_Your goal_
The answer must be every line below that holds the word "Chewie".

──────── Supplied records

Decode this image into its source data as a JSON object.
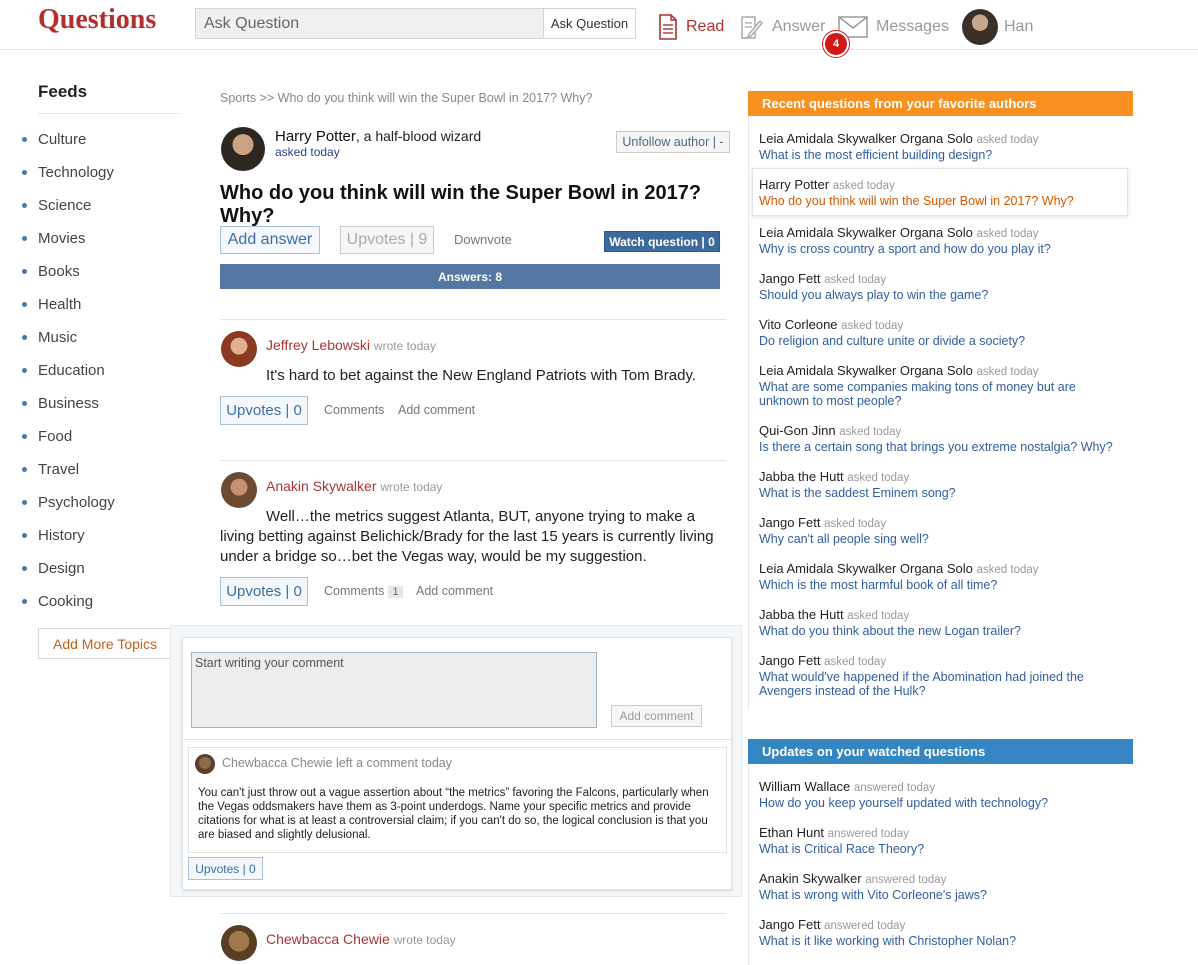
{
  "app": {
    "logo": "Questions"
  },
  "search": {
    "placeholder": "Ask Question",
    "button_label": "Ask Question"
  },
  "nav": {
    "read": "Read",
    "answer": "Answer",
    "messages": "Messages",
    "messages_badge": "4",
    "user": "Han"
  },
  "sidebar": {
    "title": "Feeds",
    "items": [
      "Culture",
      "Technology",
      "Science",
      "Movies",
      "Books",
      "Health",
      "Music",
      "Education",
      "Business",
      "Food",
      "Travel",
      "Psychology",
      "History",
      "Design",
      "Cooking"
    ],
    "add_more": "Add More Topics"
  },
  "question": {
    "breadcrumb": "Sports >> Who do you think will win the Super Bowl in 2017? Why?",
    "author_name": "Harry Potter",
    "author_tagline": ", a half-blood wizard",
    "asked": "asked today",
    "unfollow": "Unfollow author | -",
    "title": "Who do you think will win the Super Bowl in 2017? Why?",
    "add_answer": "Add answer",
    "upvotes": "Upvotes | 9",
    "downvote": "Downvote",
    "watch": "Watch question | 0",
    "answers_count": "Answers: 8"
  },
  "answers": [
    {
      "author": "Jeffrey Lebowski",
      "wrote": "wrote today",
      "text": "It's hard to bet against the New England Patriots with Tom Brady.",
      "upvotes": "Upvotes | 0",
      "comments": "Comments",
      "add_comment": "Add comment"
    },
    {
      "author": "Anakin Skywalker",
      "wrote": "wrote today",
      "text": "Well…the metrics suggest Atlanta, BUT, anyone trying to make a living betting against Belichick/Brady for the last 15 years is currently living under a bridge so…bet the Vegas way, would be my suggestion.",
      "upvotes": "Upvotes | 0",
      "comments": "Comments",
      "comments_count": "1",
      "add_comment": "Add comment"
    },
    {
      "author": "Chewbacca Chewie",
      "wrote": "wrote today"
    }
  ],
  "comment_box": {
    "placeholder": "Start writing your comment",
    "button": "Add comment",
    "comment": {
      "header": "Chewbacca Chewie left a comment today",
      "text": "You can't just throw out a vague assertion about “the metrics” favoring the Falcons, particularly when the Vegas oddsmakers have them as 3-point underdogs. Name your specific metrics and provide citations for what is at least a controversial claim; if you can't do so, the logical conclusion is that you are biased and slightly delusional.",
      "upvotes": "Upvotes | 0"
    }
  },
  "recent": {
    "title": "Recent questions from your favorite authors",
    "items": [
      {
        "author": "Leia Amidala Skywalker Organa Solo",
        "when": "asked today",
        "question": "What is the most efficient building design?"
      },
      {
        "author": "Harry Potter",
        "when": "asked today",
        "question": "Who do you think will win the Super Bowl in 2017? Why?"
      },
      {
        "author": "Leia Amidala Skywalker Organa Solo",
        "when": "asked today",
        "question": "Why is cross country a sport and how do you play it?"
      },
      {
        "author": "Jango Fett",
        "when": "asked today",
        "question": "Should you always play to win the game?"
      },
      {
        "author": "Vito Corleone",
        "when": "asked today",
        "question": "Do religion and culture unite or divide a society?"
      },
      {
        "author": "Leia Amidala Skywalker Organa Solo",
        "when": "asked today",
        "question": "What are some companies making tons of money but are unknown to most people?"
      },
      {
        "author": "Qui-Gon Jinn",
        "when": "asked today",
        "question": "Is there a certain song that brings you extreme nostalgia? Why?"
      },
      {
        "author": "Jabba the Hutt",
        "when": "asked today",
        "question": "What is the saddest Eminem song?"
      },
      {
        "author": "Jango Fett",
        "when": "asked today",
        "question": "Why can't all people sing well?"
      },
      {
        "author": "Leia Amidala Skywalker Organa Solo",
        "when": "asked today",
        "question": "Which is the most harmful book of all time?"
      },
      {
        "author": "Jabba the Hutt",
        "when": "asked today",
        "question": "What do you think about the new Logan trailer?"
      },
      {
        "author": "Jango Fett",
        "when": "asked today",
        "question": "What would've happened if the Abomination had joined the Avengers instead of the Hulk?"
      }
    ]
  },
  "updates": {
    "title": "Updates on your watched questions",
    "items": [
      {
        "author": "William Wallace",
        "when": "answered today",
        "question": "How do you keep yourself updated with technology?"
      },
      {
        "author": "Ethan Hunt",
        "when": "answered today",
        "question": "What is Critical Race Theory?"
      },
      {
        "author": "Anakin Skywalker",
        "when": "answered today",
        "question": "What is wrong with Vito Corleone's jaws?"
      },
      {
        "author": "Jango Fett",
        "when": "answered today",
        "question": "What is it like working with Christopher Nolan?"
      }
    ]
  },
  "colors": {
    "brand_red": "#b22f2f",
    "link_blue": "#2f5ea0",
    "orange_header": "#f7901e",
    "blue_header": "#3585c0",
    "answers_bar": "#5577a3"
  }
}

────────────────

_Completed exercise_
      "author": "Chewbacca Chewie",
      "header": "Chewbacca Chewie left a comment today",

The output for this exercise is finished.